Volm Companies is also headquartered in Antigo, Wisconsin, Langlade’s county seat. The company develops and manufactures packaging and packaging equipment for the fresh produce industry, along with mesh goods such as shade cloth and privacy screens for applications as diverse as PGA events and horticulture. The company has approximately 400 employees worldwide.
“Ninety-nine percent of our R&D is done in-house,” said Michael Hunter, vice president of manufacturing & corporate operations at Volm.
Volm recently launched a new professional services team of engineers and designers called VEST to create custom modular solutions for the food handling industry.
“Any company’s future is in new products. We’ve made significant R&D investments over the past 12 to 18 months, which enables us to continue to grow and continue to create new jobs. Our major competitors are all offshore and because of innovation, we’ve remained competitive,” Hunter added.
Strong Industry, University Ties Spurring Growth Elsewhere, Too
Cecil County, Maryland, which is located on the I-95 corridor halfway between Philadelphia and Baltimore, is another hotbed of research and development.
Lisa Webb, director of the office of economic development in Cecil County, said, “Many of businesses in this area are working with patents and activities from WL Gore and DuPont, which are major contributors to R&D. We’re also impacted by University of Delaware with a lot of patent activity and the resulting small business technology transfer. Plus, Aberdeen Proving Ground, the U.S. Army facility, is nearby which is the basis for defense-related R&D.”
WL Gore has 13 production plants and about 2,400 employees in Cecil County. While the company is widely known for GORE-TEX, it develops and manufactures products ranging from medical and surgical products to guitar strings to performance outerwear designed for first responders in the military.

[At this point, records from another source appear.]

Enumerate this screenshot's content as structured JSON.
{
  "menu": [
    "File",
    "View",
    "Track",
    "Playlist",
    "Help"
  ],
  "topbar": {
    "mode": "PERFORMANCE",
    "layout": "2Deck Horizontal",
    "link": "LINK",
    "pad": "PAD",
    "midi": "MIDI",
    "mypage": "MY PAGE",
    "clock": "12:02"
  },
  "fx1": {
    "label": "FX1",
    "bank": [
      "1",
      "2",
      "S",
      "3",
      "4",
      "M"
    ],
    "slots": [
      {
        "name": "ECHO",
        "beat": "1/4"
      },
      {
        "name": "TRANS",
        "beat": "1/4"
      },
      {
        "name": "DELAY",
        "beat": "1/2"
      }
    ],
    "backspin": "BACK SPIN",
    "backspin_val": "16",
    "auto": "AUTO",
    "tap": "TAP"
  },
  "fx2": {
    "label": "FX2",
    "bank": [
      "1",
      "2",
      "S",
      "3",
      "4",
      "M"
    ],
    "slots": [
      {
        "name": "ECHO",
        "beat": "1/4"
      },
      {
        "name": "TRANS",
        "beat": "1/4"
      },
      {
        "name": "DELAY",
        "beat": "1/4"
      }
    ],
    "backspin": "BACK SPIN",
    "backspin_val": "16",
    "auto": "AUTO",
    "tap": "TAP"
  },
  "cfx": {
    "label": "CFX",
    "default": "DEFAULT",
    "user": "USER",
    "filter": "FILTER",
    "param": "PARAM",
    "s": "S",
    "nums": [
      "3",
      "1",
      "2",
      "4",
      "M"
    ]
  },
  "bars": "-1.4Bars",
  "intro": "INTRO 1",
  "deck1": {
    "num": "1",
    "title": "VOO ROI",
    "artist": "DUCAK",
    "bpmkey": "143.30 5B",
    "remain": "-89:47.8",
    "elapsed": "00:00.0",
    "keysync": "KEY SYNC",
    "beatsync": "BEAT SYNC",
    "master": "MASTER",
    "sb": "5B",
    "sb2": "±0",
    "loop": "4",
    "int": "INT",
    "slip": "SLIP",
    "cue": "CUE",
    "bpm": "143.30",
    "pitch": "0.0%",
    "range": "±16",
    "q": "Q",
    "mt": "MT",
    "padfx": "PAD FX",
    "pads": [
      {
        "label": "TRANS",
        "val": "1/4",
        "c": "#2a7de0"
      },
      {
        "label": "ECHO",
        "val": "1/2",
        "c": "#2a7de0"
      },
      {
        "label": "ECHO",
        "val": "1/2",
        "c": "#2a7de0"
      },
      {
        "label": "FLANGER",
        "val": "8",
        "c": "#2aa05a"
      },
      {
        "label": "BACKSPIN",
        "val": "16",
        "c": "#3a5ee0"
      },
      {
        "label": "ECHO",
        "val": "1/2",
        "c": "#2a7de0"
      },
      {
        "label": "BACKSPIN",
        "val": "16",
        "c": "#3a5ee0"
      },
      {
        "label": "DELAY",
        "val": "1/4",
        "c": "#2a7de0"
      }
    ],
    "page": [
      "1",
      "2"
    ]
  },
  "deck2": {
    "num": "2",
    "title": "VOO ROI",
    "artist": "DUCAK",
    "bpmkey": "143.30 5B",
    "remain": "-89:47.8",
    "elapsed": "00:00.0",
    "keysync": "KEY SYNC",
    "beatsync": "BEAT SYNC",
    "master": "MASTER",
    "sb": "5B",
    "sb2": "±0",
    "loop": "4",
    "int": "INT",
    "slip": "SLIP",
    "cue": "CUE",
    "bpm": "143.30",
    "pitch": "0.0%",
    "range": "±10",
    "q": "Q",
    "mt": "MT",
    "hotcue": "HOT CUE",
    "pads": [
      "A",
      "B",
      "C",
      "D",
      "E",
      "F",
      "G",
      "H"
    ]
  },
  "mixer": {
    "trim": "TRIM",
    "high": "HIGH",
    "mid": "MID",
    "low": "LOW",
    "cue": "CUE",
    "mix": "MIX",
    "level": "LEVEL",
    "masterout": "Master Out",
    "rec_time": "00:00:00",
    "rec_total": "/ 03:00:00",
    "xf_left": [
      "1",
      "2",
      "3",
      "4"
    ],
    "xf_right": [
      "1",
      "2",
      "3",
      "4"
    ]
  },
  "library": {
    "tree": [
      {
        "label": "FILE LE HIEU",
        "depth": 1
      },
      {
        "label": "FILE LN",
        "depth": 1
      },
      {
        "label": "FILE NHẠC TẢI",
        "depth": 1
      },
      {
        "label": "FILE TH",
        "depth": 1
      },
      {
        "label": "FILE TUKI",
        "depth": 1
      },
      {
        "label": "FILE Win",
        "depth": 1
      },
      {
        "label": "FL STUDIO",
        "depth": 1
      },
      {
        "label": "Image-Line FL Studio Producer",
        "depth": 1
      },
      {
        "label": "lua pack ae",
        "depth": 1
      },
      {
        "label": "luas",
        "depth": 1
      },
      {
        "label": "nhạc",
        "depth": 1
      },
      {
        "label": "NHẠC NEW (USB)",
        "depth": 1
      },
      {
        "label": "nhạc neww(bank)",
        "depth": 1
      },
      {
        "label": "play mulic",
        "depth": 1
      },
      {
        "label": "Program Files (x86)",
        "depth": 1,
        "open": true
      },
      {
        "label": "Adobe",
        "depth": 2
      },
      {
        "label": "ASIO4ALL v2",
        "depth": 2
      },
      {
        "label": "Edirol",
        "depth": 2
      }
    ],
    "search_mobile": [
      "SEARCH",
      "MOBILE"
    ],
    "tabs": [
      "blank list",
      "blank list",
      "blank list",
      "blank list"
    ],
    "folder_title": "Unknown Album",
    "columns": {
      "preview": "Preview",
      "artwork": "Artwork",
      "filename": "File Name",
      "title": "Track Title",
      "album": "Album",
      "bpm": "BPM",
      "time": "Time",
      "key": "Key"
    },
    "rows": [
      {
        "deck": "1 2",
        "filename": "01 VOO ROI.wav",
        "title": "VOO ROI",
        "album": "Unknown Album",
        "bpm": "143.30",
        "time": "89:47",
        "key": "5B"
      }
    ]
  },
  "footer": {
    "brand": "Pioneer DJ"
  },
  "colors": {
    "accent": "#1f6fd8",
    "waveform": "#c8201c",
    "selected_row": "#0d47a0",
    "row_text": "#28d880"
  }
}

“At WL Gore, we’re widely recognized for our innovative products and culture. R&D is a critical role for us, because we’re dedicated to producing a continuous, unique, high-value stream of products for our customers,” said Mike Ratchford, government relations associate at WL Gore. “All of our associates play a role in research and development. They’re encouraged to spend a portion of their time on dabble time, exploring new possibilities and products. While we do have facilities with a concentration of R&D, really R&D happens wherever our production plants are located.”
St. Louis, Missouri, is also seeing a business boom, based on R&D stemming from companies in areas such as plant and life science, consumer products, advanced manufacturing and energy.
Rawlings Sporting Goods Company, headquartered in St. Louis, is a leading manufacturer and marketer of sporting goods in the United States.
“As just one example, Rawlings has been studying technology related to concussions and partnering with our top-notch medical school at Washington University,” said Monica Conners, vice president of business retention and expansion in the business development division at St. Louis Economic Development Partnership.
“Companies are coming here from all over the country to be close to leaders like Monsanto and Sigma Aldrich as well as access to our Ph.D talent,” Conners said. “Most recently, SYMYCO PHYCAL and Allied Blending and Ingredients relocated here. Companies like these are moving to the Bio-Research & Development Growth Park (BRDG Park), located next to the Danforth Plant and Science Center, which is becoming an R&D hub.”
Ultimately, successful research and development are key components behind successful companies and vibrant regions.
Jerry Murphy, in Wisconsin’s New North region, said, “R&D has kept our industries vital. It’s driven by market demand, product demand, regulatory compliance and real-market demand. New innovations around production, packaging and delivery have kept our companies healthy.”